#### What is required
Reproduce every line below exactly as written; do not include the images.

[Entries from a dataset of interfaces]
***
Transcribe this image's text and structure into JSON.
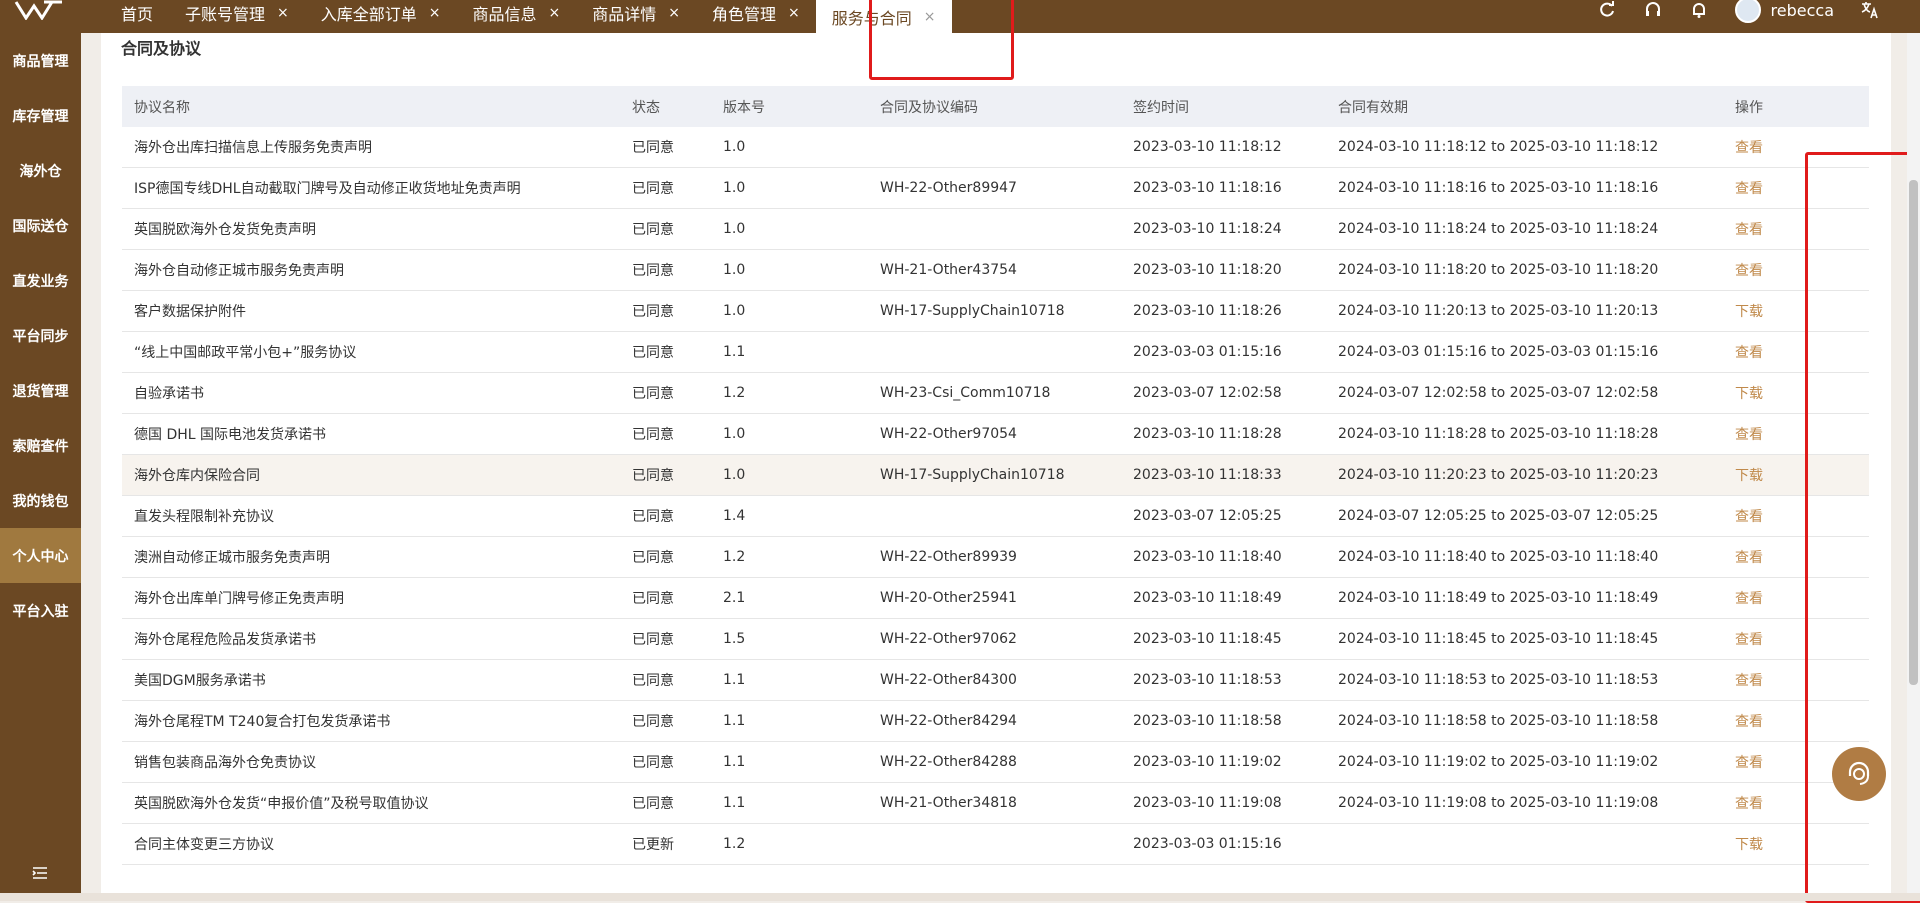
{
  "tabs": [
    {
      "label": "首页",
      "closable": false
    },
    {
      "label": "子账号管理",
      "closable": true
    },
    {
      "label": "入库全部订单",
      "closable": true
    },
    {
      "label": "商品信息",
      "closable": true
    },
    {
      "label": "商品详情",
      "closable": true
    },
    {
      "label": "角色管理",
      "closable": true
    },
    {
      "label": "服务与合同",
      "closable": true,
      "active": true
    }
  ],
  "close_glyph": "×",
  "user": {
    "name": "rebecca"
  },
  "icons": {
    "refresh": "refresh-icon",
    "headset": "headset-icon",
    "bell": "bell-icon",
    "translate": "translate-icon"
  },
  "sidebar": {
    "items": [
      {
        "label": "商品管理"
      },
      {
        "label": "库存管理"
      },
      {
        "label": "海外仓"
      },
      {
        "label": "国际送仓"
      },
      {
        "label": "直发业务"
      },
      {
        "label": "平台同步"
      },
      {
        "label": "退货管理"
      },
      {
        "label": "索赔查件"
      },
      {
        "label": "我的钱包"
      },
      {
        "label": "个人中心",
        "active": true
      },
      {
        "label": "平台入驻"
      }
    ]
  },
  "page": {
    "title": "合同及协议"
  },
  "table": {
    "headers": [
      "协议名称",
      "状态",
      "版本号",
      "合同及协议编码",
      "签约时间",
      "合同有效期",
      "操作"
    ],
    "rows": [
      {
        "name": "海外仓出库扫描信息上传服务免责声明",
        "status": "已同意",
        "version": "1.0",
        "code": "",
        "signed": "2023-03-10 11:18:12",
        "validity": "2024-03-10 11:18:12 to 2025-03-10 11:18:12",
        "action": "查看"
      },
      {
        "name": "ISP德国专线DHL自动截取门牌号及自动修正收货地址免责声明",
        "status": "已同意",
        "version": "1.0",
        "code": "WH-22-Other89947",
        "signed": "2023-03-10 11:18:16",
        "validity": "2024-03-10 11:18:16 to 2025-03-10 11:18:16",
        "action": "查看"
      },
      {
        "name": "英国脱欧海外仓发货免责声明",
        "status": "已同意",
        "version": "1.0",
        "code": "",
        "signed": "2023-03-10 11:18:24",
        "validity": "2024-03-10 11:18:24 to 2025-03-10 11:18:24",
        "action": "查看"
      },
      {
        "name": "海外仓自动修正城市服务免责声明",
        "status": "已同意",
        "version": "1.0",
        "code": "WH-21-Other43754",
        "signed": "2023-03-10 11:18:20",
        "validity": "2024-03-10 11:18:20 to 2025-03-10 11:18:20",
        "action": "查看"
      },
      {
        "name": "客户数据保护附件",
        "status": "已同意",
        "version": "1.0",
        "code": "WH-17-SupplyChain10718",
        "signed": "2023-03-10 11:18:26",
        "validity": "2024-03-10 11:20:13 to 2025-03-10 11:20:13",
        "action": "下载"
      },
      {
        "name": "“线上中国邮政平常小包+”服务协议",
        "status": "已同意",
        "version": "1.1",
        "code": "",
        "signed": "2023-03-03 01:15:16",
        "validity": "2024-03-03 01:15:16 to 2025-03-03 01:15:16",
        "action": "查看"
      },
      {
        "name": "自验承诺书",
        "status": "已同意",
        "version": "1.2",
        "code": "WH-23-Csi_Comm10718",
        "signed": "2023-03-07 12:02:58",
        "validity": "2024-03-07 12:02:58 to 2025-03-07 12:02:58",
        "action": "下载"
      },
      {
        "name": "德国 DHL 国际电池发货承诺书",
        "status": "已同意",
        "version": "1.0",
        "code": "WH-22-Other97054",
        "signed": "2023-03-10 11:18:28",
        "validity": "2024-03-10 11:18:28 to 2025-03-10 11:18:28",
        "action": "查看"
      },
      {
        "name": "海外仓库内保险合同",
        "status": "已同意",
        "version": "1.0",
        "code": "WH-17-SupplyChain10718",
        "signed": "2023-03-10 11:18:33",
        "validity": "2024-03-10 11:20:23 to 2025-03-10 11:20:23",
        "action": "下载",
        "highlighted": true
      },
      {
        "name": "直发头程限制补充协议",
        "status": "已同意",
        "version": "1.4",
        "code": "",
        "signed": "2023-03-07 12:05:25",
        "validity": "2024-03-07 12:05:25 to 2025-03-07 12:05:25",
        "action": "查看"
      },
      {
        "name": "澳洲自动修正城市服务免责声明",
        "status": "已同意",
        "version": "1.2",
        "code": "WH-22-Other89939",
        "signed": "2023-03-10 11:18:40",
        "validity": "2024-03-10 11:18:40 to 2025-03-10 11:18:40",
        "action": "查看"
      },
      {
        "name": "海外仓出库单门牌号修正免责声明",
        "status": "已同意",
        "version": "2.1",
        "code": "WH-20-Other25941",
        "signed": "2023-03-10 11:18:49",
        "validity": "2024-03-10 11:18:49 to 2025-03-10 11:18:49",
        "action": "查看"
      },
      {
        "name": "海外仓尾程危险品发货承诺书",
        "status": "已同意",
        "version": "1.5",
        "code": "WH-22-Other97062",
        "signed": "2023-03-10 11:18:45",
        "validity": "2024-03-10 11:18:45 to 2025-03-10 11:18:45",
        "action": "查看"
      },
      {
        "name": "美国DGM服务承诺书",
        "status": "已同意",
        "version": "1.1",
        "code": "WH-22-Other84300",
        "signed": "2023-03-10 11:18:53",
        "validity": "2024-03-10 11:18:53 to 2025-03-10 11:18:53",
        "action": "查看"
      },
      {
        "name": "海外仓尾程TM T240复合打包发货承诺书",
        "status": "已同意",
        "version": "1.1",
        "code": "WH-22-Other84294",
        "signed": "2023-03-10 11:18:58",
        "validity": "2024-03-10 11:18:58 to 2025-03-10 11:18:58",
        "action": "查看"
      },
      {
        "name": "销售包装商品海外仓免责协议",
        "status": "已同意",
        "version": "1.1",
        "code": "WH-22-Other84288",
        "signed": "2023-03-10 11:19:02",
        "validity": "2024-03-10 11:19:02 to 2025-03-10 11:19:02",
        "action": "查看"
      },
      {
        "name": "英国脱欧海外仓发货“申报价值”及税号取值协议",
        "status": "已同意",
        "version": "1.1",
        "code": "WH-21-Other34818",
        "signed": "2023-03-10 11:19:08",
        "validity": "2024-03-10 11:19:08 to 2025-03-10 11:19:08",
        "action": "查看"
      },
      {
        "name": "合同主体变更三方协议",
        "status": "已更新",
        "version": "1.2",
        "code": "",
        "signed": "2023-03-03 01:15:16",
        "validity": "",
        "action": "下载"
      }
    ]
  },
  "colors": {
    "brand": "#6b4823",
    "sidebar_active": "#a0793f",
    "action_link": "#c0894a",
    "annotation_box": "#e01b1b"
  }
}
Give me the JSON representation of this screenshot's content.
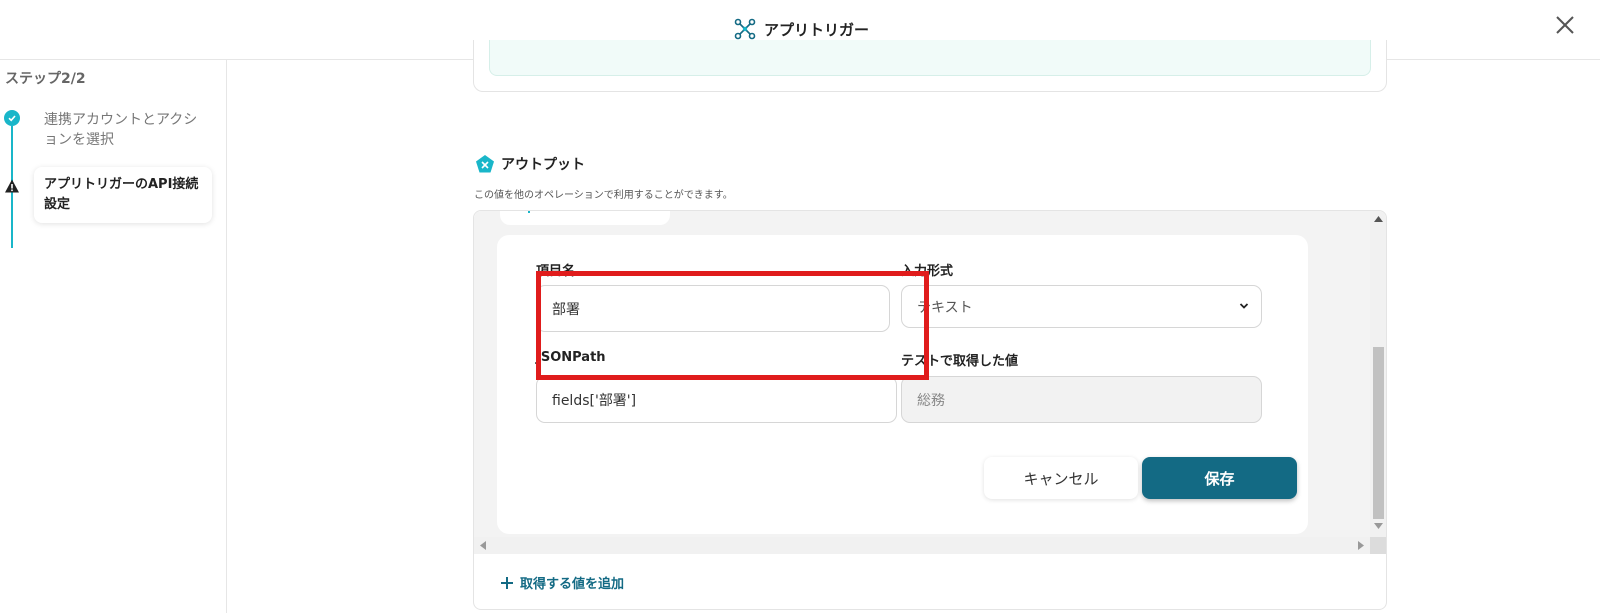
{
  "header": {
    "title": "アプリトリガー",
    "icon": "app-trigger-icon",
    "close_icon": "close-icon"
  },
  "sidebar": {
    "step_count": "ステップ2/2",
    "steps": [
      {
        "label": "連携アカウントとアクションを選択",
        "status": "completed",
        "icon": "check-icon"
      },
      {
        "label": "アプリトリガーのAPI接続設定",
        "status": "warning",
        "icon": "warning-icon"
      }
    ]
  },
  "output": {
    "title": "アウトプット",
    "description": "この値を他のオペレーションで利用することができます。",
    "form": {
      "item_name_label": "項目名",
      "item_name_value": "部署",
      "input_format_label": "入力形式",
      "input_format_value": "テキスト",
      "jsonpath_label": "JSONPath",
      "jsonpath_value": "fields['部署']",
      "test_value_label": "テストで取得した値",
      "test_value": "総務",
      "cancel_label": "キャンセル",
      "save_label": "保存"
    },
    "add_value_label": "取得する値を追加"
  },
  "colors": {
    "accent": "#19b6c9",
    "primary_button": "#136a84",
    "highlight": "#e01c1c"
  }
}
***
#### Finished exercise
Transcribe this image's text and structure into JSON.
{
  "tabs": [
    {
      "label": "首页",
      "closable": false
    },
    {
      "label": "子账号管理",
      "closable": true
    },
    {
      "label": "入库全部订单",
      "closable": true
    },
    {
      "label": "商品信息",
      "closable": true
    },
    {
      "label": "商品详情",
      "closable": true
    },
    {
      "label": "角色管理",
      "closable": true
    },
    {
      "label": "服务与合同",
      "closable": true,
      "active": true
    }
  ],
  "close_glyph": "×",
  "user": {
    "name": "rebecca"
  },
  "icons": {
    "refresh": "refresh-icon",
    "headset": "headset-icon",
    "bell": "bell-icon",
    "translate": "translate-icon"
  },
  "sidebar": {
    "items": [
      {
        "label": "商品管理"
      },
      {
        "label": "库存管理"
      },
      {
        "label": "海外仓"
      },
      {
        "label": "国际送仓"
      },
      {
        "label": "直发业务"
      },
      {
        "label": "平台同步"
      },
      {
        "label": "退货管理"
      },
      {
        "label": "索赔查件"
      },
      {
        "label": "我的钱包"
      },
      {
        "label": "个人中心",
        "active": true
      },
      {
        "label": "平台入驻"
      }
    ]
  },
  "page": {
    "title": "合同及协议"
  },
  "table": {
    "headers": [
      "协议名称",
      "状态",
      "版本号",
      "合同及协议编码",
      "签约时间",
      "合同有效期",
      "操作"
    ],
    "rows": [
      {
        "name": "海外仓出库扫描信息上传服务免责声明",
        "status": "已同意",
        "version": "1.0",
        "code": "",
        "signed": "2023-03-10 11:18:12",
        "validity": "2024-03-10 11:18:12 to 2025-03-10 11:18:12",
        "action": "查看"
      },
      {
        "name": "ISP德国专线DHL自动截取门牌号及自动修正收货地址免责声明",
        "status": "已同意",
        "version": "1.0",
        "code": "WH-22-Other89947",
        "signed": "2023-03-10 11:18:16",
        "validity": "2024-03-10 11:18:16 to 2025-03-10 11:18:16",
        "action": "查看"
      },
      {
        "name": "英国脱欧海外仓发货免责声明",
        "status": "已同意",
        "version": "1.0",
        "code": "",
        "signed": "2023-03-10 11:18:24",
        "validity": "2024-03-10 11:18:24 to 2025-03-10 11:18:24",
        "action": "查看"
      },
      {
        "name": "海外仓自动修正城市服务免责声明",
        "status": "已同意",
        "version": "1.0",
        "code": "WH-21-Other43754",
        "signed": "2023-03-10 11:18:20",
        "validity": "2024-03-10 11:18:20 to 2025-03-10 11:18:20",
        "action": "查看"
      },
      {
        "name": "客户数据保护附件",
        "status": "已同意",
        "version": "1.0",
        "code": "WH-17-SupplyChain10718",
        "signed": "2023-03-10 11:18:26",
        "validity": "2024-03-10 11:20:13 to 2025-03-10 11:20:13",
        "action": "下载"
      },
      {
        "name": "“线上中国邮政平常小包+”服务协议",
        "status": "已同意",
        "version": "1.1",
        "code": "",
        "signed": "2023-03-03 01:15:16",
        "validity": "2024-03-03 01:15:16 to 2025-03-03 01:15:16",
        "action": "查看"
      },
      {
        "name": "自验承诺书",
        "status": "已同意",
        "version": "1.2",
        "code": "WH-23-Csi_Comm10718",
        "signed": "2023-03-07 12:02:58",
        "validity": "2024-03-07 12:02:58 to 2025-03-07 12:02:58",
        "action": "下载"
      },
      {
        "name": "德国 DHL 国际电池发货承诺书",
        "status": "已同意",
        "version": "1.0",
        "code": "WH-22-Other97054",
        "signed": "2023-03-10 11:18:28",
        "validity": "2024-03-10 11:18:28 to 2025-03-10 11:18:28",
        "action": "查看"
      },
      {
        "name": "海外仓库内保险合同",
        "status": "已同意",
        "version": "1.0",
        "code": "WH-17-SupplyChain10718",
        "signed": "2023-03-10 11:18:33",
        "validity": "2024-03-10 11:20:23 to 2025-03-10 11:20:23",
        "action": "下载",
        "highlighted": true
      },
      {
        "name": "直发头程限制补充协议",
        "status": "已同意",
        "version": "1.4",
        "code": "",
        "signed": "2023-03-07 12:05:25",
        "validity": "2024-03-07 12:05:25 to 2025-03-07 12:05:25",
        "action": "查看"
      },
      {
        "name": "澳洲自动修正城市服务免责声明",
        "status": "已同意",
        "version": "1.2",
        "code": "WH-22-Other89939",
        "signed": "2023-03-10 11:18:40",
        "validity": "2024-03-10 11:18:40 to 2025-03-10 11:18:40",
        "action": "查看"
      },
      {
        "name": "海外仓出库单门牌号修正免责声明",
        "status": "已同意",
        "version": "2.1",
        "code": "WH-20-Other25941",
        "signed": "2023-03-10 11:18:49",
        "validity": "2024-03-10 11:18:49 to 2025-03-10 11:18:49",
        "action": "查看"
      },
      {
        "name": "海外仓尾程危险品发货承诺书",
        "status": "已同意",
        "version": "1.5",
        "code": "WH-22-Other97062",
        "signed": "2023-03-10 11:18:45",
        "validity": "2024-03-10 11:18:45 to 2025-03-10 11:18:45",
        "action": "查看"
      },
      {
        "name": "美国DGM服务承诺书",
        "status": "已同意",
        "version": "1.1",
        "code": "WH-22-Other84300",
        "signed": "2023-03-10 11:18:53",
        "validity": "2024-03-10 11:18:53 to 2025-03-10 11:18:53",
        "action": "查看"
      },
      {
        "name": "海外仓尾程TM T240复合打包发货承诺书",
        "status": "已同意",
        "version": "1.1",
        "code": "WH-22-Other84294",
        "signed": "2023-03-10 11:18:58",
        "validity": "2024-03-10 11:18:58 to 2025-03-10 11:18:58",
        "action": "查看"
      },
      {
        "name": "销售包装商品海外仓免责协议",
        "status": "已同意",
        "version": "1.1",
        "code": "WH-22-Other84288",
        "signed": "2023-03-10 11:19:02",
        "validity": "2024-03-10 11:19:02 to 2025-03-10 11:19:02",
        "action": "查看"
      },
      {
        "name": "英国脱欧海外仓发货“申报价值”及税号取值协议",
        "status": "已同意",
        "version": "1.1",
        "code": "WH-21-Other34818",
        "signed": "2023-03-10 11:19:08",
        "validity": "2024-03-10 11:19:08 to 2025-03-10 11:19:08",
        "action": "查看"
      },
      {
        "name": "合同主体变更三方协议",
        "status": "已更新",
        "version": "1.2",
        "code": "",
        "signed": "2023-03-03 01:15:16",
        "validity": "",
        "action": "下载"
      }
    ]
  },
  "colors": {
    "brand": "#6b4823",
    "sidebar_active": "#a0793f",
    "action_link": "#c0894a",
    "annotation_box": "#e01b1b"
  }
}
Give me the JSON representation of this screenshot's content.
{
  "header": {
    "title": "アプリトリガー",
    "icon": "app-trigger-icon",
    "close_icon": "close-icon"
  },
  "sidebar": {
    "step_count": "ステップ2/2",
    "steps": [
      {
        "label": "連携アカウントとアクションを選択",
        "status": "completed",
        "icon": "check-icon"
      },
      {
        "label": "アプリトリガーのAPI接続設定",
        "status": "warning",
        "icon": "warning-icon"
      }
    ]
  },
  "output": {
    "title": "アウトプット",
    "description": "この値を他のオペレーションで利用することができます。",
    "form": {
      "item_name_label": "項目名",
      "item_name_value": "部署",
      "input_format_label": "入力形式",
      "input_format_value": "テキスト",
      "jsonpath_label": "JSONPath",
      "jsonpath_value": "fields['部署']",
      "test_value_label": "テストで取得した値",
      "test_value": "総務",
      "cancel_label": "キャンセル",
      "save_label": "保存"
    },
    "add_value_label": "取得する値を追加"
  },
  "colors": {
    "accent": "#19b6c9",
    "primary_button": "#136a84",
    "highlight": "#e01c1c"
  }
}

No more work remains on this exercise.